The Golden Legend

a dance piece by Christopher Williams
at Dance Theater Workshop, New York City, May 12–16, 2009
Yi-Chun Woo
Brian Brooks as Saint Stephen, at top, in the recessional from Christopher Williams’s The Golden Legend

The Golden Legend, a compilation of lives of the saints made in the thirteenth century by Jacobus de Voragine, the archbishop of Genoa, is not something that would spring to mind as a likely basis for a work of “downtown” dance. That is not because it is a holy book. There is a long tradition of holiness in modern dance (Ruth St. Denis, Doris Humphrey, Alvin Ailey, and onward). No, the problem, for adaptation as dance, is that The Golden Legend is so minutely representational and narrative. Jacobus covered more than one hundred fifty saints, and his aim, in each case, was to record all the traditions he could lay his hands on, whether or not they added up to a unified story.

He also had the fantastical turn of mind typical of the Middle Ages. His saints journey over seas in rudderless boats; they convert nations; they retire to the desert and eat spiders for thirty years. When Saint George (the dragon-killer), a Cappadocian tribune, runs afoul of the emperor of Persia, he is placed on a rack and torn limb from limb. This having no effect on him, he is then burned with flaming torches, poisoned, bound on a wheel fitted with knives, and dropped into a pot of molten lead. Each time, he emerges unharmed. Finally, he is beheaded, and this does put an end to him. Medieval Christians loved these colorful stories, and seem to have believed them.

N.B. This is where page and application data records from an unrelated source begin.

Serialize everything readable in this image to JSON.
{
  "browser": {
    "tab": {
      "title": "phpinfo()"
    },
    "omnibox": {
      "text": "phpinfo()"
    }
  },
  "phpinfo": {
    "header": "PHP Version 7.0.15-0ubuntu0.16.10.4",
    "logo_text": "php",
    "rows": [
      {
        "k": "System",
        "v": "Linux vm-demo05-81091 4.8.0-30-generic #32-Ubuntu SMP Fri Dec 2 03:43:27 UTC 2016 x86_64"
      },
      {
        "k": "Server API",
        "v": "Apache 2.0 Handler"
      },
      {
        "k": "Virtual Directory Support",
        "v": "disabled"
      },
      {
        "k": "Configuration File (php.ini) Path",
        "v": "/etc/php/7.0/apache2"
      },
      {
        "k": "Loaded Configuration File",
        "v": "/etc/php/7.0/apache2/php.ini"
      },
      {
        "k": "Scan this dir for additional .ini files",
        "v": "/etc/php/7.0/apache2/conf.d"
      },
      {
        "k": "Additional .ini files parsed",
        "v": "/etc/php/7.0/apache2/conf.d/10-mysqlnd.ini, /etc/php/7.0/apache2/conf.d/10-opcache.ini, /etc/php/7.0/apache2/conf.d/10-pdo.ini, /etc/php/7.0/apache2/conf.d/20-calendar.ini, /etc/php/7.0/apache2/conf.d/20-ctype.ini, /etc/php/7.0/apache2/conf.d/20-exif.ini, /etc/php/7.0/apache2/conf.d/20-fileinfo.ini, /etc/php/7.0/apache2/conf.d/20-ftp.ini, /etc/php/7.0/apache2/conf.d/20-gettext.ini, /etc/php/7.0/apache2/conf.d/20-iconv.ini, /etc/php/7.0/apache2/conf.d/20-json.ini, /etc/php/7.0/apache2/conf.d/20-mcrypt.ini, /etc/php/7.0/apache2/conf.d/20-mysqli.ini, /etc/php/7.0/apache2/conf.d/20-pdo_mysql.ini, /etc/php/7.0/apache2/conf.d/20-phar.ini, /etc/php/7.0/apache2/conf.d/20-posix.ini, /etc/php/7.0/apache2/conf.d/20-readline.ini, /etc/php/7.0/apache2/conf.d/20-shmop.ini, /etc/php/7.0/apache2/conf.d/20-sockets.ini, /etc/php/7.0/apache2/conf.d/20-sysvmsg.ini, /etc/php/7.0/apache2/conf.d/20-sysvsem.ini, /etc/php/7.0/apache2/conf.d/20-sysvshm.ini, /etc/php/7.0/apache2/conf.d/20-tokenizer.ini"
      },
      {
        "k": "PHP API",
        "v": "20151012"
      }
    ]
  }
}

According to William Granger Ryan, the translator of the first complete modern English edition,* The Golden Legend is said to have been the most widely read book, except for the Bible, in late medieval Europe. Some one thousand manuscript versions of it have survived—an astonishing number.

Ordinary people of course had no direct access to The Golden Legend, because they were not literate. Their priests read it for them, and sermonized accordingly. In turn, the sermons were heard not just by the cartwright and the wheelwright, but also by painters and sculptors. Apart from the Bible, Jacobus was the primary sourcebook for the sacred art—that is, more or less, the art—of the late Middle Ages and the early Renaissance: the predellas, the windows, the carvings. Most people saw that art at least once a week, and together with fireside tales, it provided what they had in the way of entertainment. It was something like the movies.

So it was, too, apparently, for Christopher Williams, who created a three-hour dance piece, The Golden Legend, that had its premiere in May at Dance Theater Workshop in Chelsea. In his program notes Williams says that when he read Jacobus he was “inspired by the strange, fanciful, and touching passions of the…remarkable individuals” within the book’s pages. He picked out seventeen saints and…

This is exclusive content for subscribers only.
Get unlimited access to The New York Review for just $1 an issue!

View Offer

Continue reading this article, and thousands more from our archive, for the low introductory rate of just $1 an issue. Choose a Print, Digital, or All Access subscription.

If you are already a subscriber, please be sure you are logged in to your nybooks.com account.